#### WHAT IS REQUIRED:
An exact reprint of the data below is required, line for line.

#### RECORD EXTRACTS:
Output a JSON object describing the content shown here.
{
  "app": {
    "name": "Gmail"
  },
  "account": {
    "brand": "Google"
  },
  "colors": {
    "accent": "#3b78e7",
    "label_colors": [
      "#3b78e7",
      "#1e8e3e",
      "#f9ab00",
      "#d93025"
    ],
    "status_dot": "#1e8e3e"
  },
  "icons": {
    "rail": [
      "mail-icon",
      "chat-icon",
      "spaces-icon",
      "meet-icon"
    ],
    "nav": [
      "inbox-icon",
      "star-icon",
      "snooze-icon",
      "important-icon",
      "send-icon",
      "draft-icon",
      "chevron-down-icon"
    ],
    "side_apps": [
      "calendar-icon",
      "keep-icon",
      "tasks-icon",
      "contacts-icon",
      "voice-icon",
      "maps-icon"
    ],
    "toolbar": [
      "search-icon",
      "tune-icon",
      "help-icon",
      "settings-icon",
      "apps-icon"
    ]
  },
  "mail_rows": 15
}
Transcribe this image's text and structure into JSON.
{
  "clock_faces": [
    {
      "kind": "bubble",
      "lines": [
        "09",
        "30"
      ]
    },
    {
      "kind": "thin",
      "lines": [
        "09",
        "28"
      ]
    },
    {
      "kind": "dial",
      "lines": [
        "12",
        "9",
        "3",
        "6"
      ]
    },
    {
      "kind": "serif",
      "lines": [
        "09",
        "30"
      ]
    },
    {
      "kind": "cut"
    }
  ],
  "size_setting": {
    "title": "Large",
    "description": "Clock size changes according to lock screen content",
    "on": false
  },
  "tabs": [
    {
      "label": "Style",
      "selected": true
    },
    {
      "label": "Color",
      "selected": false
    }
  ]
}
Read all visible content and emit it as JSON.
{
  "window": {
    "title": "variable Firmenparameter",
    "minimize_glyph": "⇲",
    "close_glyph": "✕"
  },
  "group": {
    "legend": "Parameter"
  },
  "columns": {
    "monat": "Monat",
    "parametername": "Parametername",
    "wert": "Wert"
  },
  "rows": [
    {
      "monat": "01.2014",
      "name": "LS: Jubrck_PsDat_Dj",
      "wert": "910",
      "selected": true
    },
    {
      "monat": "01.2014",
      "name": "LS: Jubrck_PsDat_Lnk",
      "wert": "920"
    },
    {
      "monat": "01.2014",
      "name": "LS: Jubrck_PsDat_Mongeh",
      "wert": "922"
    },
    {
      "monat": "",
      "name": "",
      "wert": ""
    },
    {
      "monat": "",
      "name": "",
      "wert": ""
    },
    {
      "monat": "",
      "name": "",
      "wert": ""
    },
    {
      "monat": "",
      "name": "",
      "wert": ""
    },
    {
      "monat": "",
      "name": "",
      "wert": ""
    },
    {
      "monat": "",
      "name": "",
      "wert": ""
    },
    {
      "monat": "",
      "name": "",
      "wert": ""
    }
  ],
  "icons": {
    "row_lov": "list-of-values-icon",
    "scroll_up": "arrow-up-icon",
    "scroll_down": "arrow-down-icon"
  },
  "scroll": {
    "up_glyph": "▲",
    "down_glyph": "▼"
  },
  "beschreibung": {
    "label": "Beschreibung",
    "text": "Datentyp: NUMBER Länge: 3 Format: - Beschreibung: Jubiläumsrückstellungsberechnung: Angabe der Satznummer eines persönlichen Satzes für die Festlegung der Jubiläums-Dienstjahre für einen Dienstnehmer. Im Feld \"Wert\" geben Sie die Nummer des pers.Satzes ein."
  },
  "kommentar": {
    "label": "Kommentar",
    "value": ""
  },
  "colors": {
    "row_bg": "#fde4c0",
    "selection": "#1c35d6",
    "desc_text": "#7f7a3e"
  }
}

#### COMPLETED TASK:
Output a JSON object describing the content shown here.
{
  "app": {
    "name": "Gmail"
  },
  "account": {
    "brand": "Google"
  },
  "colors": {
    "accent": "#3b78e7",
    "label_colors": [
      "#3b78e7",
      "#1e8e3e",
      "#f9ab00",
      "#d93025"
    ],
    "status_dot": "#1e8e3e"
  },
  "icons": {
    "rail": [
      "mail-icon",
      "chat-icon",
      "spaces-icon",
      "meet-icon"
    ],
    "nav": [
      "inbox-icon",
      "star-icon",
      "snooze-icon",
      "important-icon",
      "send-icon",
      "draft-icon",
      "chevron-down-icon"
    ],
    "side_apps": [
      "calendar-icon",
      "keep-icon",
      "tasks-icon",
      "contacts-icon",
      "voice-icon",
      "maps-icon"
    ],
    "toolbar": [
      "search-icon",
      "tune-icon",
      "help-icon",
      "settings-icon",
      "apps-icon"
    ]
  },
  "mail_rows": 15
}
Transcribe this image's text and structure into JSON.
{
  "clock_faces": [
    {
      "kind": "bubble",
      "lines": [
        "09",
        "30"
      ]
    },
    {
      "kind": "thin",
      "lines": [
        "09",
        "28"
      ]
    },
    {
      "kind": "dial",
      "lines": [
        "12",
        "9",
        "3",
        "6"
      ]
    },
    {
      "kind": "serif",
      "lines": [
        "09",
        "30"
      ]
    },
    {
      "kind": "cut"
    }
  ],
  "size_setting": {
    "title": "Large",
    "description": "Clock size changes according to lock screen content",
    "on": false
  },
  "tabs": [
    {
      "label": "Style",
      "selected": true
    },
    {
      "label": "Color",
      "selected": false
    }
  ]
}
Read all visible content and emit it as JSON.
{
  "window": {
    "title": "variable Firmenparameter",
    "minimize_glyph": "⇲",
    "close_glyph": "✕"
  },
  "group": {
    "legend": "Parameter"
  },
  "columns": {
    "monat": "Monat",
    "parametername": "Parametername",
    "wert": "Wert"
  },
  "rows": [
    {
      "monat": "01.2014",
      "name": "LS: Jubrck_PsDat_Dj",
      "wert": "910",
      "selected": true
    },
    {
      "monat": "01.2014",
      "name": "LS: Jubrck_PsDat_Lnk",
      "wert": "920"
    },
    {
      "monat": "01.2014",
      "name": "LS: Jubrck_PsDat_Mongeh",
      "wert": "922"
    },
    {
      "monat": "",
      "name": "",
      "wert": ""
    },
    {
      "monat": "",
      "name": "",
      "wert": ""
    },
    {
      "monat": "",
      "name": "",
      "wert": ""
    },
    {
      "monat": "",
      "name": "",
      "wert": ""
    },
    {
      "monat": "",
      "name": "",
      "wert": ""
    },
    {
      "monat": "",
      "name": "",
      "wert": ""
    },
    {
      "monat": "",
      "name": "",
      "wert": ""
    }
  ],
  "icons": {
    "row_lov": "list-of-values-icon",
    "scroll_up": "arrow-up-icon",
    "scroll_down": "arrow-down-icon"
  },
  "scroll": {
    "up_glyph": "▲",
    "down_glyph": "▼"
  },
  "beschreibung": {
    "label": "Beschreibung",
    "text": "Datentyp: NUMBER Länge: 3 Format: - Beschreibung: Jubiläumsrückstellungsberechnung: Angabe der Satznummer eines persönlichen Satzes für die Festlegung der Jubiläums-Dienstjahre für einen Dienstnehmer. Im Feld \"Wert\" geben Sie die Nummer des pers.Satzes ein."
  },
  "kommentar": {
    "label": "Kommentar",
    "value": ""
  },
  "colors": {
    "row_bg": "#fde4c0",
    "selection": "#1c35d6",
    "desc_text": "#7f7a3e"
  }
}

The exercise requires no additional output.